* Problem:
The answer must consist of every line from the entries below that contains the word "icon".
Top of Record excerpts
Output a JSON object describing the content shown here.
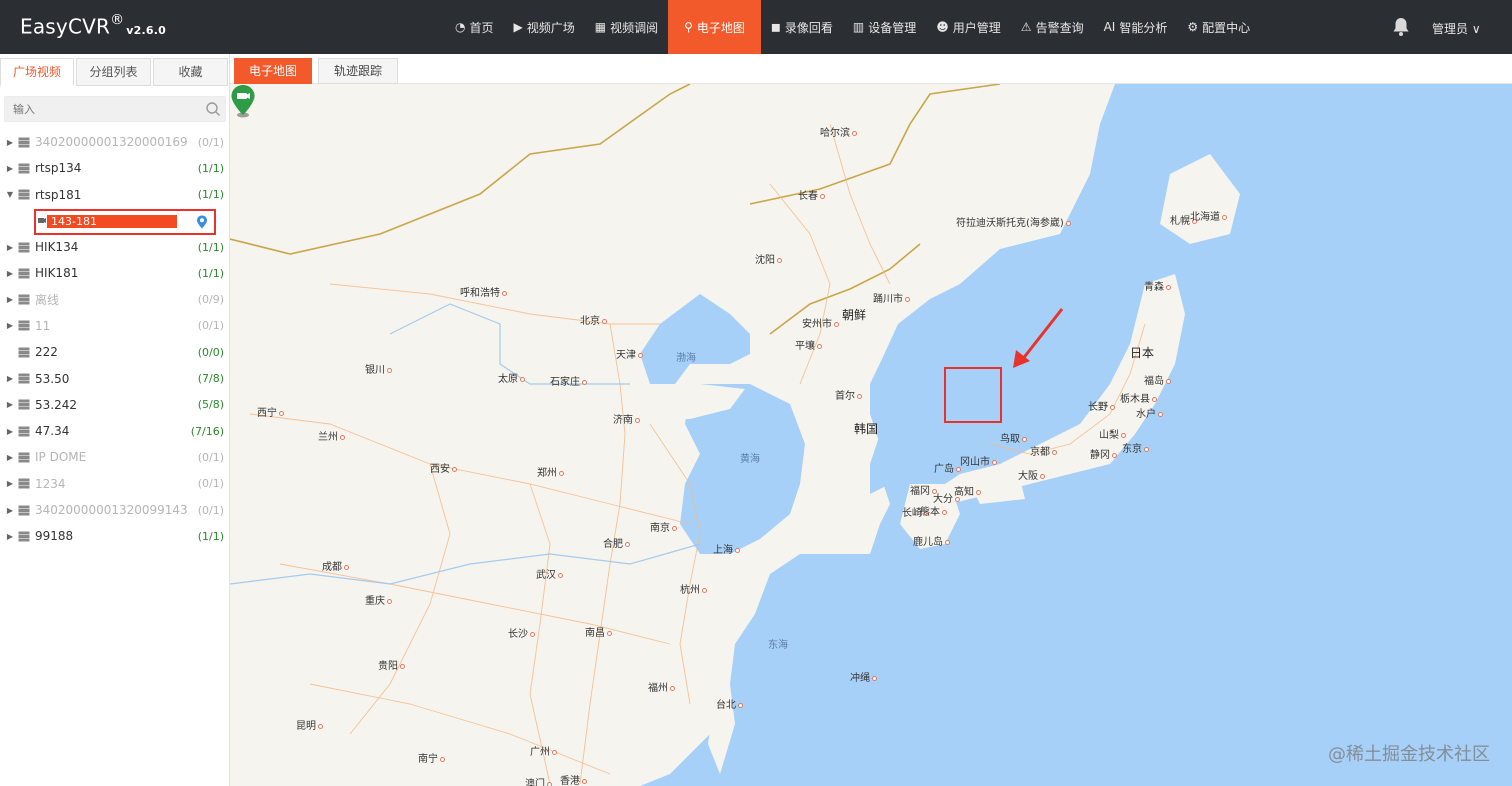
{
  "header": {
    "logo": "EasyCVR",
    "logo_reg": "®",
    "version": "v2.6.0",
    "nav": [
      {
        "icon": "dashboard-icon",
        "glyph": "◔",
        "label": "首页"
      },
      {
        "icon": "play-icon",
        "glyph": "▶",
        "label": "视频广场"
      },
      {
        "icon": "grid-icon",
        "glyph": "▦",
        "label": "视频调阅"
      },
      {
        "icon": "location-pin-icon",
        "glyph": "⚲",
        "label": "电子地图",
        "active": true
      },
      {
        "icon": "video-camera-icon",
        "glyph": "◼",
        "label": "录像回看"
      },
      {
        "icon": "server-icon",
        "glyph": "▥",
        "label": "设备管理"
      },
      {
        "icon": "user-icon",
        "glyph": "☻",
        "label": "用户管理"
      },
      {
        "icon": "alarm-icon",
        "glyph": "⚠",
        "label": "告警查询"
      },
      {
        "icon": "ai-icon",
        "glyph": "AI",
        "label": "智能分析"
      },
      {
        "icon": "gear-icon",
        "glyph": "⚙",
        "label": "配置中心"
      }
    ],
    "user": "管理员 ∨"
  },
  "sidebar": {
    "tabs": [
      "广场视频",
      "分组列表",
      "收藏"
    ],
    "search_placeholder": "输入",
    "tree": [
      {
        "name": "34020000001320000169",
        "count": "(0/1)",
        "online": false,
        "expander": "▶"
      },
      {
        "name": "rtsp134",
        "count": "(1/1)",
        "online": true,
        "expander": "▶"
      },
      {
        "name": "rtsp181",
        "count": "(1/1)",
        "online": true,
        "expander": "▼"
      },
      {
        "name": "HIK134",
        "count": "(1/1)",
        "online": true,
        "expander": "▶"
      },
      {
        "name": "HIK181",
        "count": "(1/1)",
        "online": true,
        "expander": "▶"
      },
      {
        "name": "离线",
        "count": "(0/9)",
        "online": false,
        "expander": "▶"
      },
      {
        "name": "11",
        "count": "(0/1)",
        "online": false,
        "expander": "▶"
      },
      {
        "name": "222",
        "count": "(0/0)",
        "online": true,
        "expander": ""
      },
      {
        "name": "53.50",
        "count": "(7/8)",
        "online": true,
        "expander": "▶"
      },
      {
        "name": "53.242",
        "count": "(5/8)",
        "online": true,
        "expander": "▶"
      },
      {
        "name": "47.34",
        "count": "(7/16)",
        "online": true,
        "expander": "▶"
      },
      {
        "name": "IP DOME",
        "count": "(0/1)",
        "online": false,
        "expander": "▶"
      },
      {
        "name": "1234",
        "count": "(0/1)",
        "online": false,
        "expander": "▶"
      },
      {
        "name": "34020000001320099143",
        "count": "(0/1)",
        "online": false,
        "expander": "▶"
      },
      {
        "name": "99188",
        "count": "(1/1)",
        "online": true,
        "expander": "▶"
      }
    ],
    "selected_child": "143-181"
  },
  "map": {
    "tabs": [
      "电子地图",
      "轨迹跟踪"
    ],
    "cities": [
      "哈尔滨",
      "长春",
      "符拉迪沃斯托克(海参崴)",
      "札幌",
      "北海道",
      "青森",
      "沈阳",
      "呼和浩特",
      "北京",
      "天津",
      "安州市",
      "平壤",
      "踊川市",
      "银川",
      "太原",
      "石家庄",
      "济南",
      "首尔",
      "西宁",
      "兰州",
      "西安",
      "郑州",
      "南京",
      "合肥",
      "上海",
      "杭州",
      "成都",
      "重庆",
      "武汉",
      "长沙",
      "南昌",
      "贵阳",
      "福州",
      "台北",
      "昆明",
      "南宁",
      "广州",
      "澳门",
      "香港",
      "福岛",
      "长野",
      "栃木县",
      "水户",
      "山梨",
      "东京",
      "静冈",
      "鸟取",
      "京都",
      "冈山市",
      "广岛",
      "大阪",
      "福冈",
      "大分",
      "高知",
      "长崎",
      "熊本",
      "鹿儿岛",
      "冲绳"
    ],
    "countries": [
      "朝鲜",
      "韩国",
      "日本"
    ],
    "seas": [
      "渤海",
      "黄海",
      "东海"
    ],
    "colors": {
      "water": "#a6d0f7",
      "land": "#f6f4ee",
      "road": "#f7b985",
      "border": "#c9a64a"
    },
    "watermark": "@稀土掘金技术社区"
  }
}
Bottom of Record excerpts
* Finished task:
        "icon": "dashboard-icon",
        "icon": "play-icon",
        "icon": "grid-icon",
        "icon": "location-pin-icon",
        "icon": "video-camera-icon",
        "icon": "server-icon",
        "icon": "user-icon",
        "icon": "alarm-icon",
        "icon": "ai-icon",
        "icon": "gear-icon",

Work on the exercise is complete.